United States, Indiana
Regenstrief/Indiana University
Indianapolis, Indiana, United States
United States, Massachusetts
Brigham and Women's Hospital
Boston, Massachusetts, United States, 02115
Sponsors and Collaborators
Agency for Healthcare Research and Quality (AHRQ)
Study Director: Tejal K Gandhi, MD, MPH Brigham and Women's Hospital
Principal Investigator: David Bates, MD Brigham and Women's Hospital
Study Director: Marc Overhage, MD Regenstrief Institute, Inc.
  More Information

Additional Information:
Responsible Party: david bates, Chief of General Internal Medicine, BWH, Agency for Healthcare Research and Quality (AHRQ) Identifier: NCT00235027     History of Changes
Other Study ID Numbers: RO1 HS 11169
Study First Received: October 6, 2005
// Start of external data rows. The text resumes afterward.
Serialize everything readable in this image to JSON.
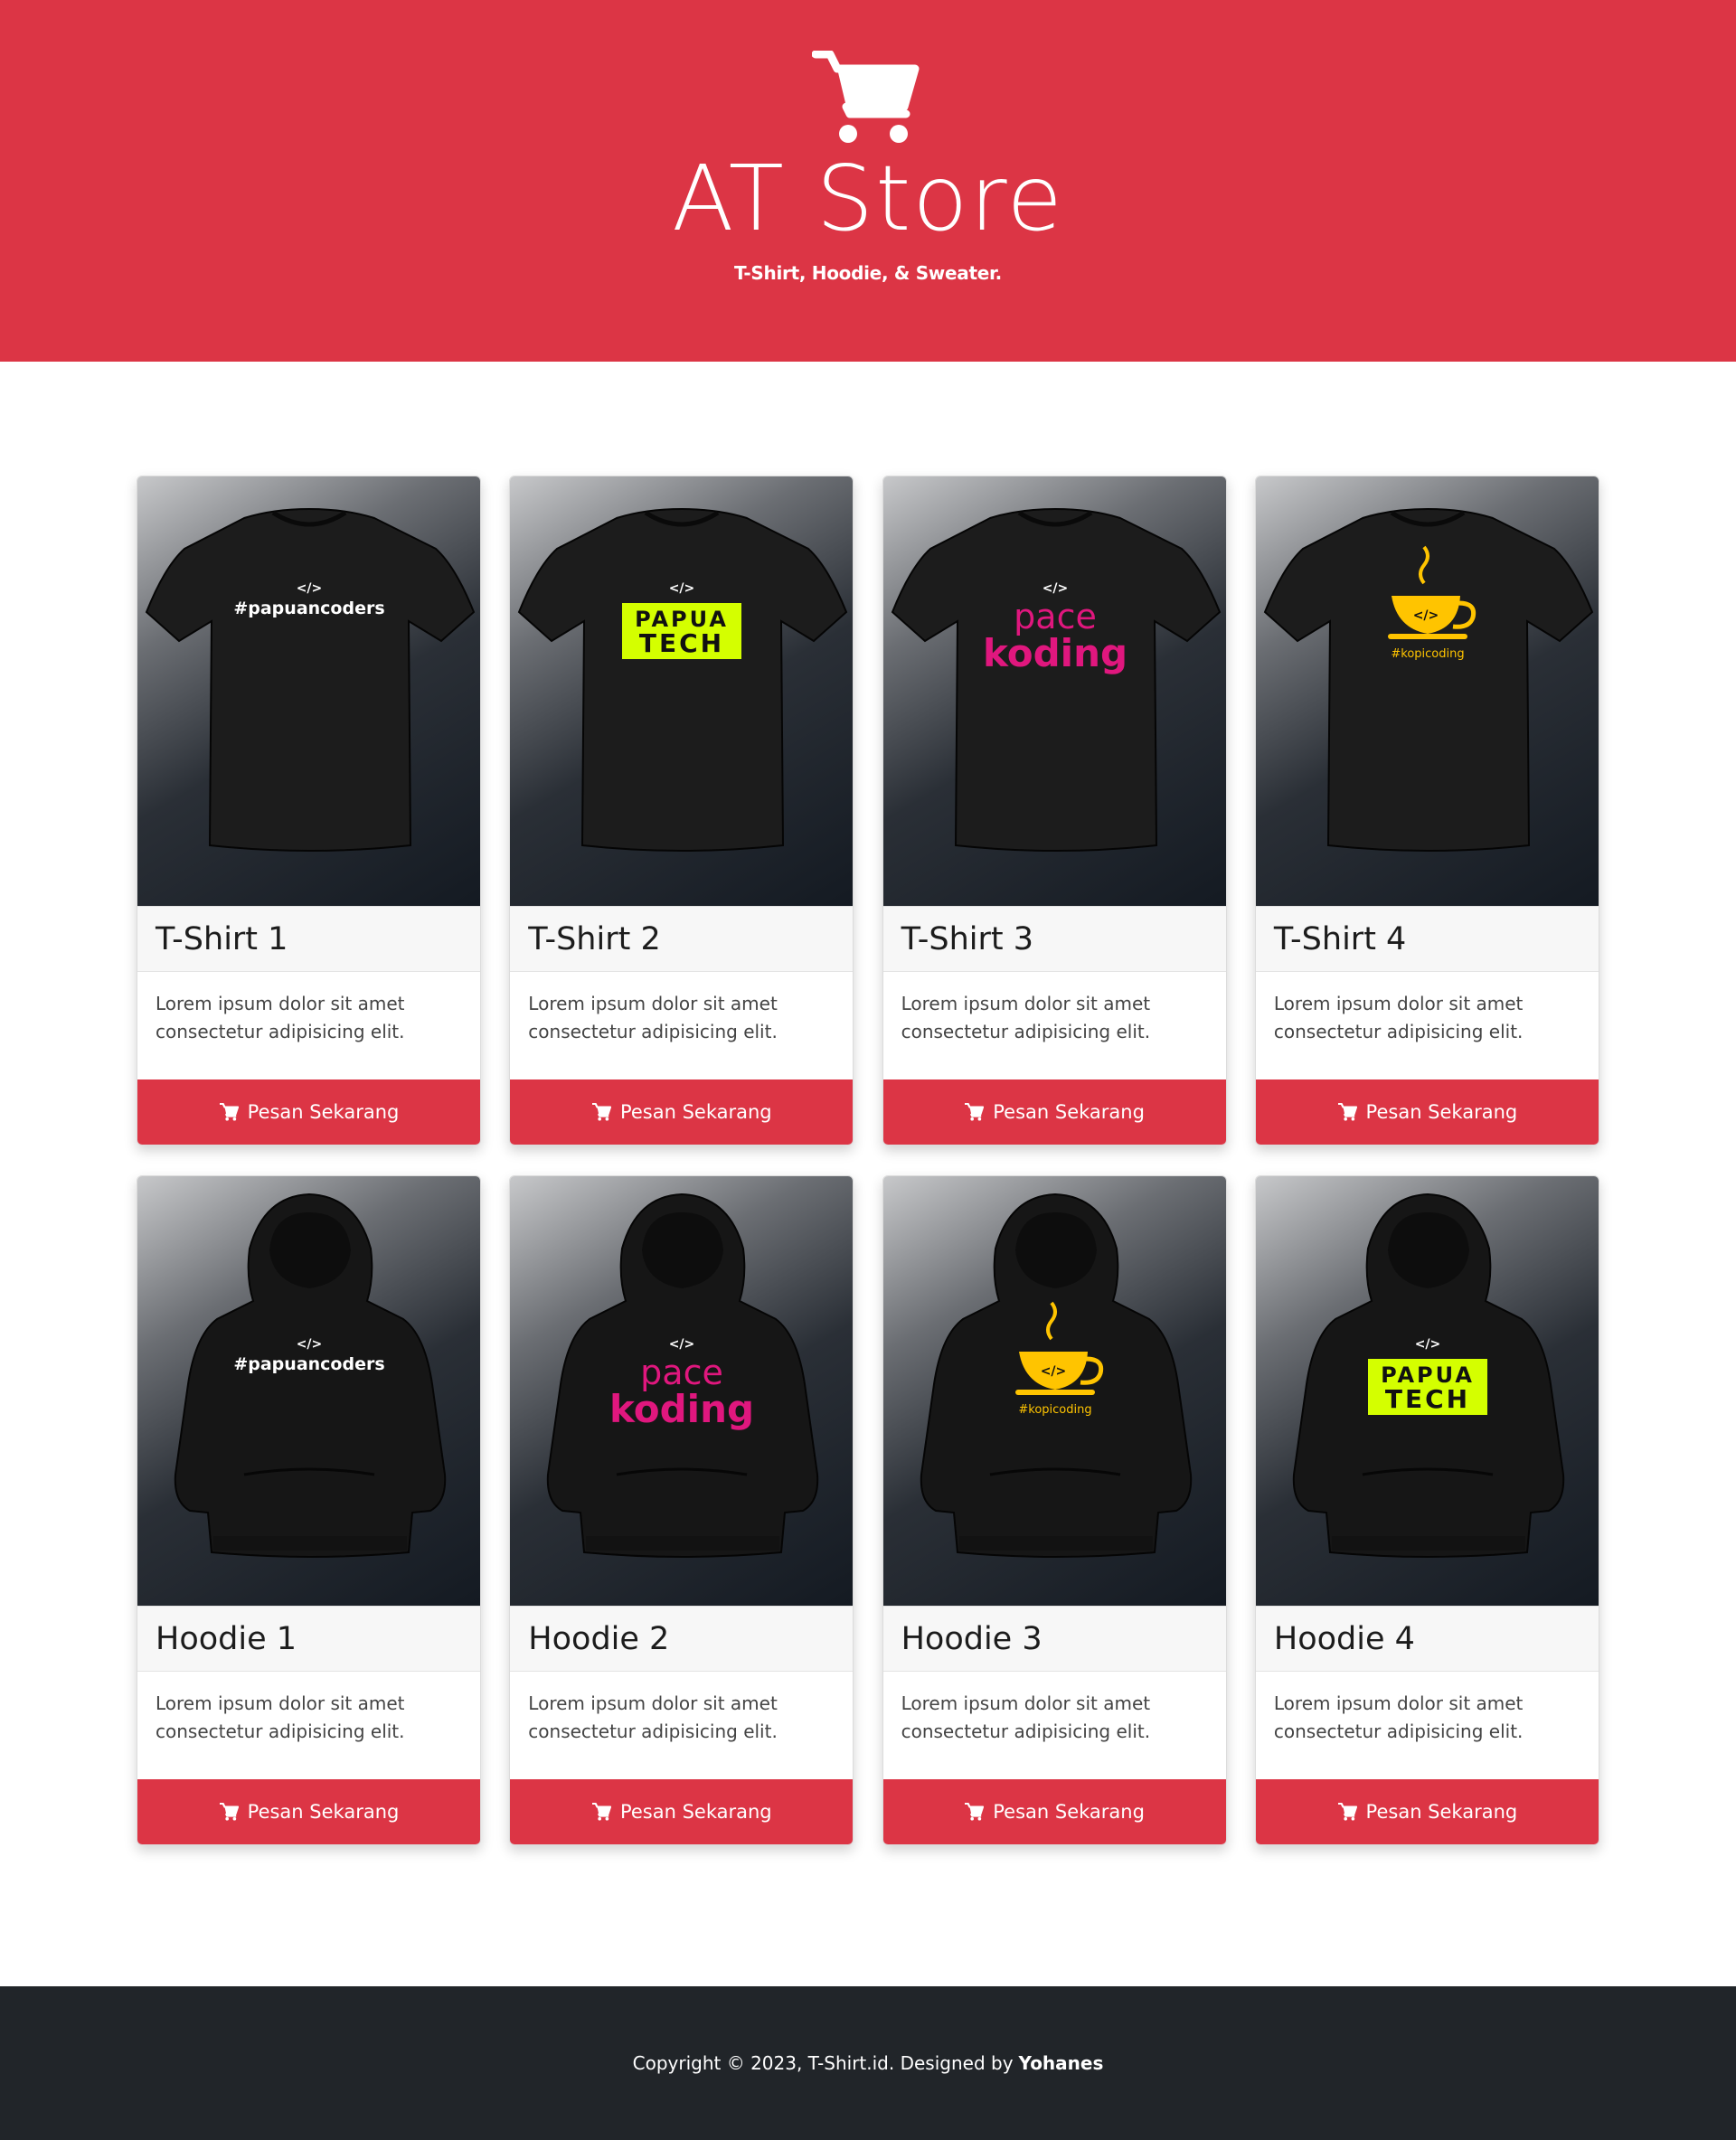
{
  "header": {
    "title": "AT Store",
    "tagline": "T-Shirt, Hoodie, & Sweater.",
    "logo_icon": "shopping-cart-icon",
    "background_color": "#dc3545"
  },
  "products": [
    {
      "name": "T-Shirt 1",
      "type": "tshirt",
      "print": "papuancoders",
      "print_text": "#papuancoders",
      "description": "Lorem ipsum dolor sit amet consectetur adipisicing elit.",
      "button_label": "Pesan Sekarang"
    },
    {
      "name": "T-Shirt 2",
      "type": "tshirt",
      "print": "papuatech",
      "print_text": "PAPUA TECH",
      "description": "Lorem ipsum dolor sit amet consectetur adipisicing elit.",
      "button_label": "Pesan Sekarang"
    },
    {
      "name": "T-Shirt 3",
      "type": "tshirt",
      "print": "pacekoding",
      "print_text": "pace koding",
      "description": "Lorem ipsum dolor sit amet consectetur adipisicing elit.",
      "button_label": "Pesan Sekarang"
    },
    {
      "name": "T-Shirt 4",
      "type": "tshirt",
      "print": "kopicoding",
      "print_text": "#kopicoding",
      "description": "Lorem ipsum dolor sit amet consectetur adipisicing elit.",
      "button_label": "Pesan Sekarang"
    },
    {
      "name": "Hoodie 1",
      "type": "hoodie",
      "print": "papuancoders",
      "print_text": "#papuancoders",
      "description": "Lorem ipsum dolor sit amet consectetur adipisicing elit.",
      "button_label": "Pesan Sekarang"
    },
    {
      "name": "Hoodie 2",
      "type": "hoodie",
      "print": "pacekoding",
      "print_text": "pace koding",
      "description": "Lorem ipsum dolor sit amet consectetur adipisicing elit.",
      "button_label": "Pesan Sekarang"
    },
    {
      "name": "Hoodie 3",
      "type": "hoodie",
      "print": "kopicoding",
      "print_text": "#kopicoding",
      "description": "Lorem ipsum dolor sit amet consectetur adipisicing elit.",
      "button_label": "Pesan Sekarang"
    },
    {
      "name": "Hoodie 4",
      "type": "hoodie",
      "print": "papuatech",
      "print_text": "PAPUA TECH",
      "description": "Lorem ipsum dolor sit amet consectetur adipisicing elit.",
      "button_label": "Pesan Sekarang"
    }
  ],
  "footer": {
    "copyright": "Copyright © 2023, T-Shirt.id. Designed by",
    "author": "Yohanes"
  },
  "colors": {
    "accent": "#dc3545",
    "footer_bg": "#212529",
    "print_lime": "#d4ff00",
    "print_pink": "#e0177e",
    "print_yellow": "#ffc400"
  }
}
Last Updated: July 20, 2015 processed this record on July 21, 2017